The internal representation of space involves the integration of different sensory inputs - visual, somatosensory/proprioceptive, vestibular - yielding reference frames which are not based on individual peripheral sensory codes, being organized instead in ego-centred (e.g. head, trunk, arm) and object- or environment-centred coordinates. Lateralized or direction-specific stimulation of peripheral sensory systems, such as caloric vestibular stimulation (CVS), posterior neck muscle mechanical vibration (NV) and optokinetic stimulation, can induce a distortion of egocentric coordinates, causing, for example, a deviation of the subjective straight ahead in pointing tasks. Appropriate forms of this stimulation can also temporarily improve a variety of pathological manifestations of unilateral neglect. We used PET measurements of regional cerebral blood flow changes in normal volunteers to measure the brain responses shared by CVS and NV. We show that somatosensory areas of the perisylvian cortex including the insula and retroinsular cortex, the temporoparietal junction and somatosensory area II receive signals from both sensory channels.
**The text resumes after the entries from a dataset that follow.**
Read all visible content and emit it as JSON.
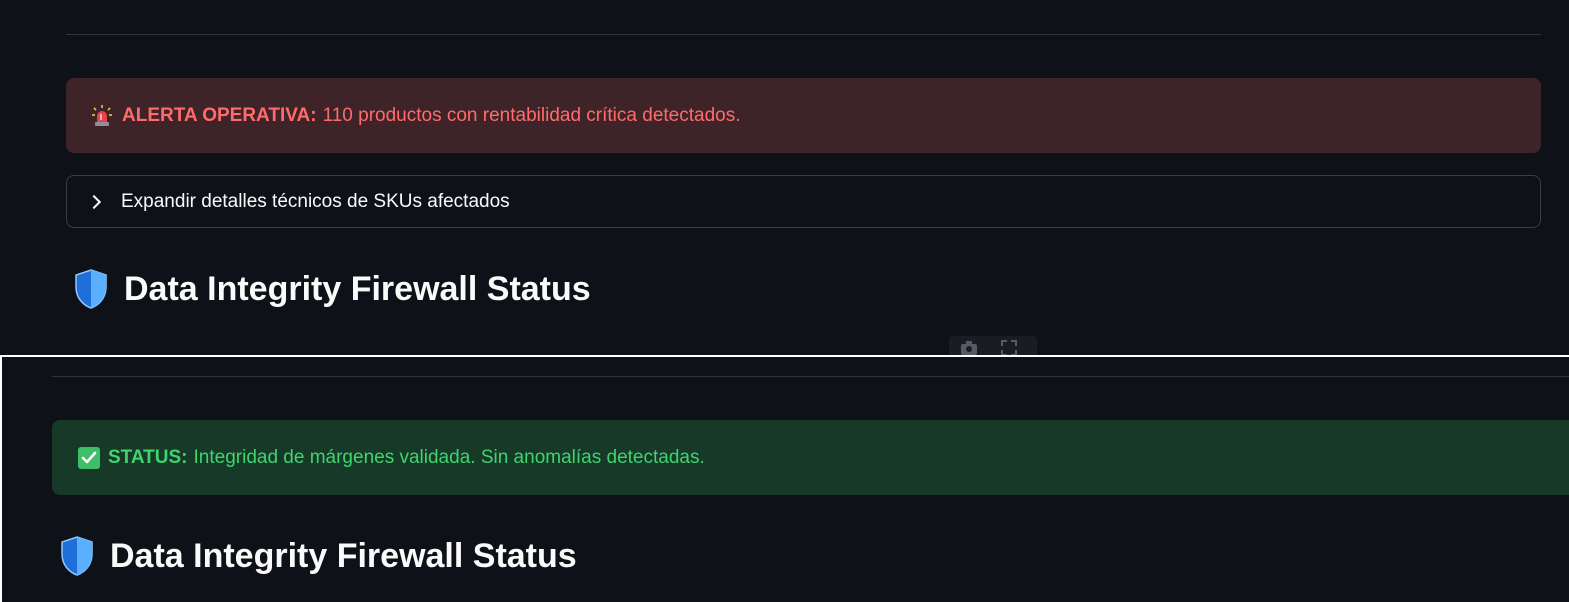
{
  "top_panel": {
    "error_alert": {
      "icon": "siren-icon",
      "label": "ALERTA OPERATIVA:",
      "message": "110 productos con rentabilidad crítica detectados."
    },
    "expander": {
      "label": "Expandir detalles técnicos de SKUs afectados"
    },
    "heading": {
      "icon": "shield-icon",
      "text": "Data Integrity Firewall Status"
    }
  },
  "bottom_panel": {
    "success_alert": {
      "icon": "check-icon",
      "label": "STATUS:",
      "message": "Integridad de márgenes validada. Sin anomalías detectadas."
    },
    "heading": {
      "icon": "shield-icon",
      "text": "Data Integrity Firewall Status"
    }
  },
  "colors": {
    "background": "#0e1117",
    "error_bg": "#3e2428",
    "error_text": "#ff6b6b",
    "success_bg": "#173928",
    "success_text": "#3dd56d"
  }
}
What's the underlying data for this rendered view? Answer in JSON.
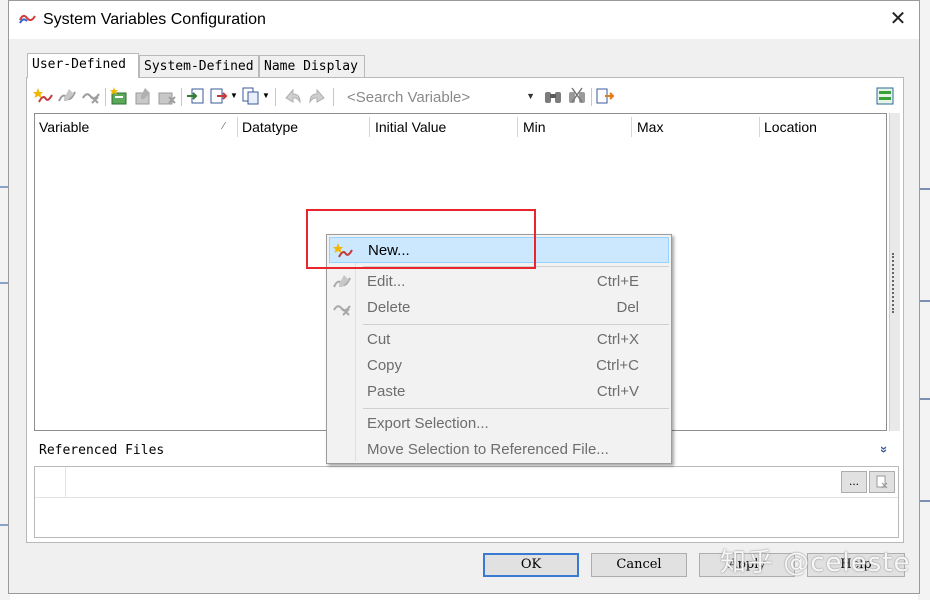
{
  "window": {
    "title": "System Variables Configuration",
    "close_glyph": "✕"
  },
  "tabs": [
    {
      "label": "User-Defined",
      "active": true
    },
    {
      "label": "System-Defined",
      "active": false
    },
    {
      "label": "Name Display",
      "active": false
    }
  ],
  "toolbar": {
    "icons": [
      "new-variable-icon",
      "edit-variable-icon",
      "delete-variable-icon",
      "new-struct-icon",
      "edit-struct-icon",
      "delete-struct-icon",
      "import-icon",
      "export-icon",
      "copy-icon",
      "undo-icon",
      "redo-icon",
      "find-icon",
      "find-next-icon",
      "reference-icon",
      "layout-icon"
    ],
    "search_placeholder": "<Search Variable>"
  },
  "grid": {
    "columns": [
      "Variable",
      "Datatype",
      "Initial Value",
      "Min",
      "Max",
      "Location"
    ],
    "sort_glyph": "⁄",
    "rows": []
  },
  "referenced_files": {
    "title": "Referenced Files",
    "browse_label": "...",
    "chevron": "»"
  },
  "buttons": {
    "ok": "OK",
    "cancel": "Cancel",
    "apply": "Apply",
    "help": "Help"
  },
  "context_menu": {
    "items": [
      {
        "label": "New...",
        "shortcut": "",
        "enabled": true,
        "highlighted": true,
        "icon": "new-variable-icon"
      },
      {
        "label": "Edit...",
        "shortcut": "Ctrl+E",
        "enabled": false,
        "icon": "edit-variable-icon"
      },
      {
        "label": "Delete",
        "shortcut": "Del",
        "enabled": false,
        "icon": "delete-variable-icon"
      },
      {
        "label": "Cut",
        "shortcut": "Ctrl+X",
        "enabled": false
      },
      {
        "label": "Copy",
        "shortcut": "Ctrl+C",
        "enabled": false
      },
      {
        "label": "Paste",
        "shortcut": "Ctrl+V",
        "enabled": false
      },
      {
        "label": "Export Selection...",
        "shortcut": "",
        "enabled": false
      },
      {
        "label": "Move Selection to Referenced File...",
        "shortcut": "",
        "enabled": false
      }
    ]
  },
  "watermark": "知乎 @celeste",
  "colors": {
    "highlight": "#cce8ff",
    "annotation_box": "#e8262b",
    "default_button_border": "#3b7ad3"
  }
}
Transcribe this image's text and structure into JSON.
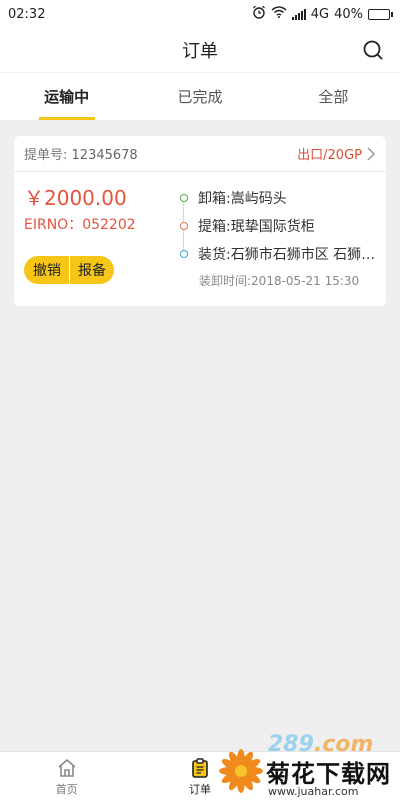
{
  "status_bar": {
    "time": "02:32",
    "network": "4G",
    "battery": "40%",
    "battery_level": 0.4
  },
  "header": {
    "title": "订单",
    "search_icon": "search-icon"
  },
  "tabs": [
    {
      "label": "运输中",
      "active": true
    },
    {
      "label": "已完成",
      "active": false
    },
    {
      "label": "全部",
      "active": false
    }
  ],
  "order": {
    "bill_no_label": "提单号:",
    "bill_no": "12345678",
    "container_type": "出口/20GP",
    "price": "￥2000.00",
    "eirno": "EIRNO：052202",
    "stops": [
      {
        "text": "卸箱:嵩屿码头",
        "color": "#5aa84a"
      },
      {
        "text": "提箱:珉挚国际货柜",
        "color": "#e0734f"
      },
      {
        "text": "装货:石狮市石狮市区 石狮市石狮市区",
        "color": "#2fb0c9"
      }
    ],
    "load_time": "装卸时间:2018-05-21 15:30",
    "buttons": {
      "cancel": "撤销",
      "report": "报备"
    }
  },
  "bottom_nav": [
    {
      "label": "首页",
      "icon": "home-icon",
      "active": false
    },
    {
      "label": "订单",
      "icon": "clipboard-icon",
      "active": true
    }
  ],
  "watermark": {
    "brand": "289",
    "dot": ".com",
    "title": "菊花下载网",
    "url": "www.juahar.com"
  },
  "colors": {
    "accent": "#f5c518",
    "price": "#e1553f"
  }
}
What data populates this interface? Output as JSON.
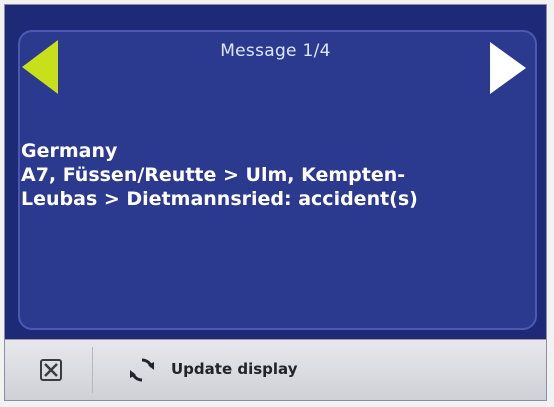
{
  "header": {
    "counter": "Message 1/4"
  },
  "message": {
    "country": "Germany",
    "line1": "A7, Füssen/Reutte > Ulm, Kempten-",
    "line2": "Leubas > Dietmannsried:  accident(s)"
  },
  "toolbar": {
    "update_label": "Update display"
  },
  "icons": {
    "prev": "arrow-left-icon",
    "next": "arrow-right-icon",
    "close": "close-icon",
    "refresh": "refresh-icon"
  },
  "colors": {
    "background": "#1e2a78",
    "panel": "#2b3a8f",
    "prev_arrow": "#c8e01a",
    "next_arrow": "#ffffff",
    "toolbar": "#dcdce2"
  }
}
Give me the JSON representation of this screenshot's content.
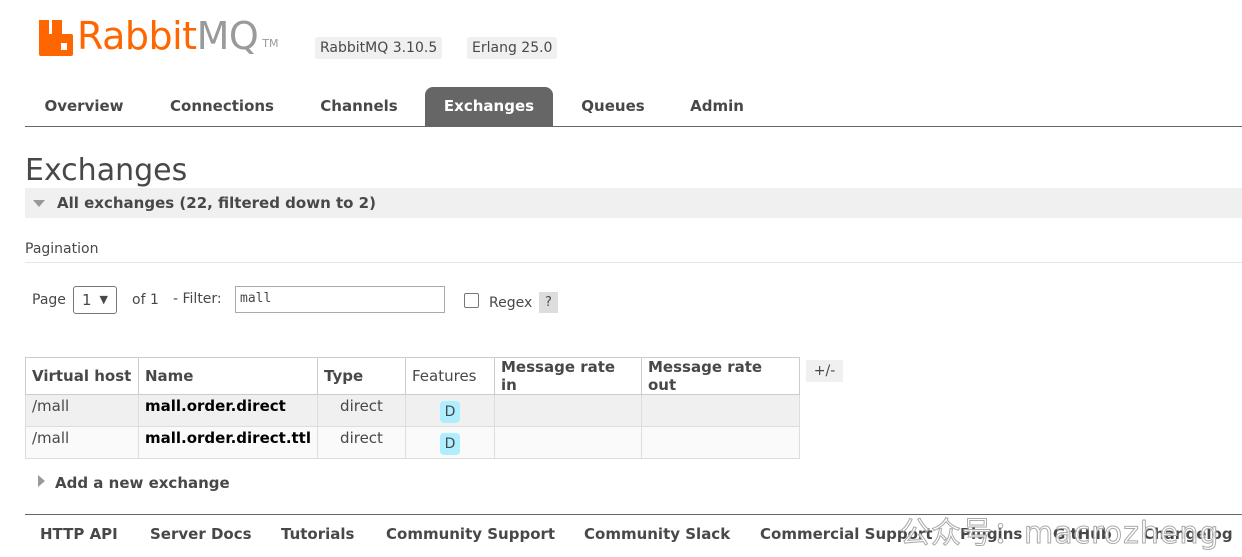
{
  "header": {
    "logo_text_rabbit": "Rabbit",
    "logo_text_mq": "MQ",
    "logo_tm": "TM",
    "rabbitmq_version": "RabbitMQ 3.10.5",
    "erlang_version": "Erlang 25.0",
    "brand_color": "#ff6600"
  },
  "tabs": [
    "Overview",
    "Connections",
    "Channels",
    "Exchanges",
    "Queues",
    "Admin"
  ],
  "active_tab": "Exchanges",
  "page": {
    "title": "Exchanges",
    "section_label": "All exchanges (22, filtered down to 2)",
    "pagination_label": "Pagination",
    "page_label": "Page",
    "page_value": "1",
    "of_label": "of 1",
    "filter_label": "- Filter:",
    "filter_value": "mall",
    "regex_label": "Regex",
    "help_label": "?"
  },
  "table": {
    "columns": [
      "Virtual host",
      "Name",
      "Type",
      "Features",
      "Message rate in",
      "Message rate out"
    ],
    "plus_minus": "+/-",
    "rows": [
      {
        "vhost": "/mall",
        "name": "mall.order.direct",
        "type": "direct",
        "features": "D",
        "rate_in": "",
        "rate_out": ""
      },
      {
        "vhost": "/mall",
        "name": "mall.order.direct.ttl",
        "type": "direct",
        "features": "D",
        "rate_in": "",
        "rate_out": ""
      }
    ]
  },
  "add_new_label": "Add a new exchange",
  "footer": [
    "HTTP API",
    "Server Docs",
    "Tutorials",
    "Community Support",
    "Community Slack",
    "Commercial Support",
    "Plugins",
    "GitHub",
    "Changelog"
  ],
  "watermark": "公众号：macrozheng"
}
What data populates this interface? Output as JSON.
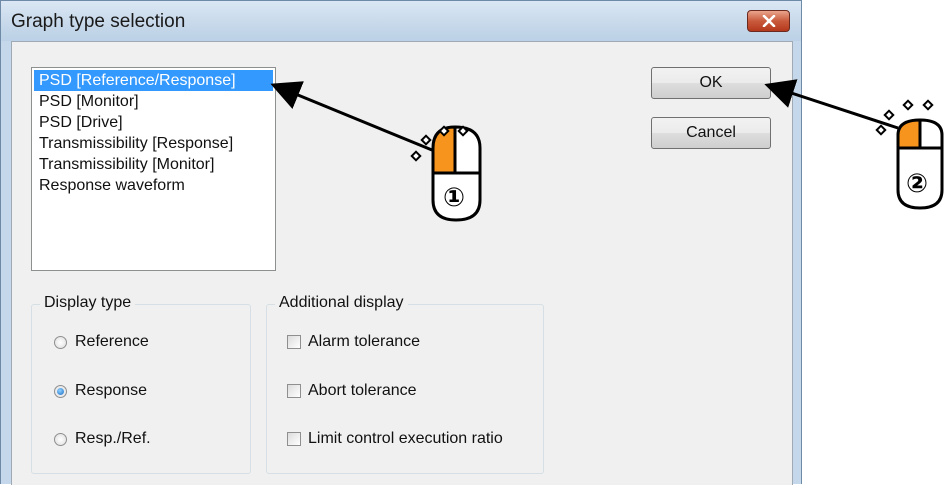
{
  "window": {
    "title": "Graph type selection",
    "close_icon": "close-icon",
    "accent_color": "#3399ff"
  },
  "graph_list": {
    "items": [
      {
        "label": "PSD [Reference/Response]",
        "selected": true
      },
      {
        "label": "PSD [Monitor]",
        "selected": false
      },
      {
        "label": "PSD [Drive]",
        "selected": false
      },
      {
        "label": "Transmissibility [Response]",
        "selected": false
      },
      {
        "label": "Transmissibility [Monitor]",
        "selected": false
      },
      {
        "label": "Response waveform",
        "selected": false
      }
    ]
  },
  "buttons": {
    "ok_label": "OK",
    "cancel_label": "Cancel"
  },
  "display_type": {
    "label": "Display type",
    "options": [
      {
        "label": "Reference",
        "checked": false
      },
      {
        "label": "Response",
        "checked": true
      },
      {
        "label": "Resp./Ref.",
        "checked": false
      }
    ]
  },
  "additional_display": {
    "label": "Additional display",
    "options": [
      {
        "label": "Alarm tolerance",
        "checked": false
      },
      {
        "label": "Abort tolerance",
        "checked": false
      },
      {
        "label": "Limit control execution ratio",
        "checked": false
      }
    ]
  },
  "annotations": {
    "step1_marker": "①",
    "step2_marker": "②",
    "mouse_icon": "mouse-left-click-icon",
    "highlight_color": "#f7941d"
  }
}
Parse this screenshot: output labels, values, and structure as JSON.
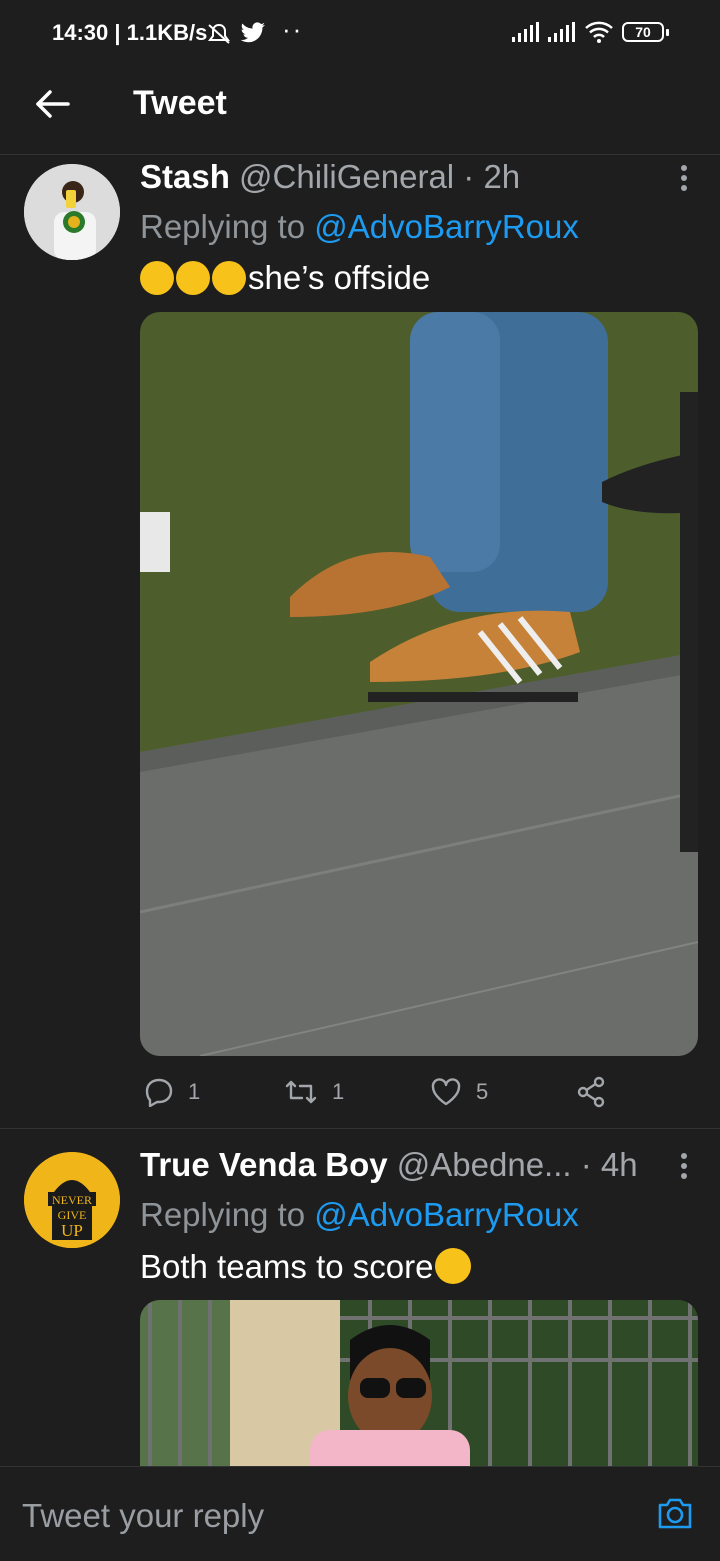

We propose that these anatomical sites contribute to egocentric representation of space.
|Number of pages||15|
|Publication status||Published - 2001|
- Caloric vestibular stimulation
- Cerebral representations
- Egocentric space
- Neck muscle mechanical vibration
ASJC Scopus subject areas